Tullis and Vakharia didn't meet on a couch, they met at an entrepreneurship club meeting—a club that Vakharia co-founded at University of Washington. Tullis recalled the inception of Canary by saying that he and Vakharia had "been wanting to do a tech startup for awhile, and it was mostly a coincidence we landed in marijuana. The marijuana industry is still growing legs, and is still underserved from a tech standpoint."
After first working on the project last year, the team remains small: Tullis and Vkharia, plus Dalton Caughell, a backend developer and fellow student, along with a handful of advisors and their lawyer.
To be polite, and to not feel like an old person, I asked the obvious question 20 minutes into our meeting. (Although, to be fair, the first question I asked them was if they were high. They were not.)
What do their parents think?
I figured Vakharia, an Indian-American like myself (which often means strict parents), was operating under a pseudonym or perhaps faked his death before embarking on his pharmaceutical endeavors. Neither of these were true, and both of his parents have given him some level of support.
"My mom saw us on TV when [a local news station] covered us on April 24th," Vakharia told me. (Canary made its launch announcement on 4/20.) "We had no idea what we're doing, no business model, no legal model fleshed out. We were just like, 'this sounds cool,' let's put it up, and we got a lot of good feedback."
"My mom was like, 'what are you doing?" he added. "She said, "you can operate a business on [marijuana], just don't smoke it.' I was like, 'Okay.'" This is essentially #4 from Biggie's list of commandments, but some things are better heard from your mother.
Even more convenient for Vakharia, his father is a supply chain consultant, and he's advised Vakharia on delivery process optimization and other logistical issues.

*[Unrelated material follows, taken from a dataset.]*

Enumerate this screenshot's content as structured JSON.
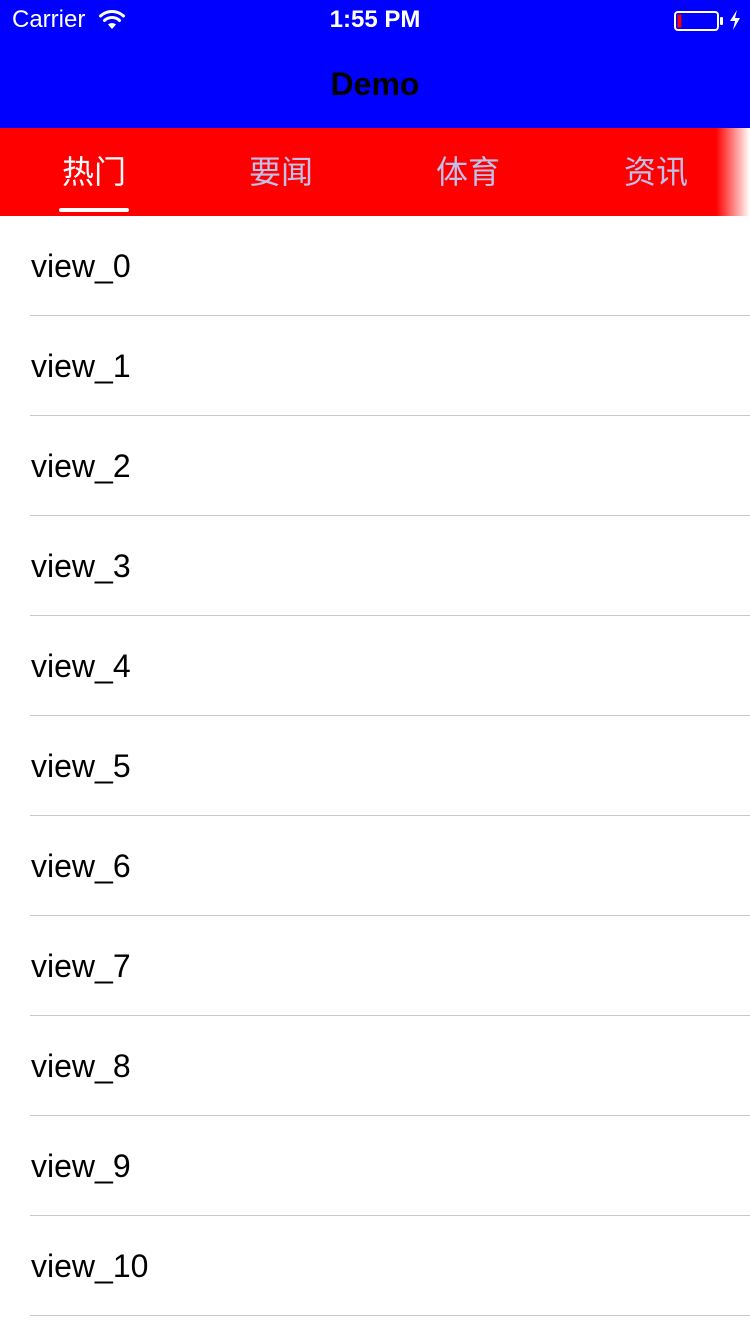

Tullis is from just outside Portland, Oregon, so it's not hard to believe his parents are fairly supportive, and "don't have a problem with the [marijuana] space." However, they are concerned that Tullis will drop out of school to further pursue the business. As I understand it, his parents don't mind him selling weed, they just want him to get his degree first.
We discussed the positioning of Canary, as there are many weed apps out there, and there will surely be hundreds more as legalization gains momentum. (Side note: weedtrepreneurship does not yet pull any Google results.)
"When it comes down to it," Vakharia told me, "We're trying to create one of the first mainstream brands with Canary, in the sense of marijuana. A lot of marijuana branding now is like, Bob Marley, pot leaves, joints everywhere, and there are not a lot of companies that position themselves as a mainstream brand."
Everyone calls it the Uber for marijuana, but Tullis has larger ambitions for their brand. As Tullis put it, "We also want to poise it at the Nike of marijuana or the REI of marijuana, those are lifestyle brands that people identify with."
It's a lofty comparison for an app that's not live yet, but Vakharia hypothesizes that "in 4-5 years, when 30-40 states have legalized marijuana in some way, this [Bob Marley/pot leaf] branding won't work with business executives, soccer moms, grandparents, and people who don't even know who Bob Marley is."
There's already been a bit of interest in the company, and Tullis said the two buds (that's weed pun 4, and I'm burned out) have had a couple parties approach them to "basically acquire the business," adding that "they've made some good offers but so far we've rejected everything. We want to ride it out and see how far it goes."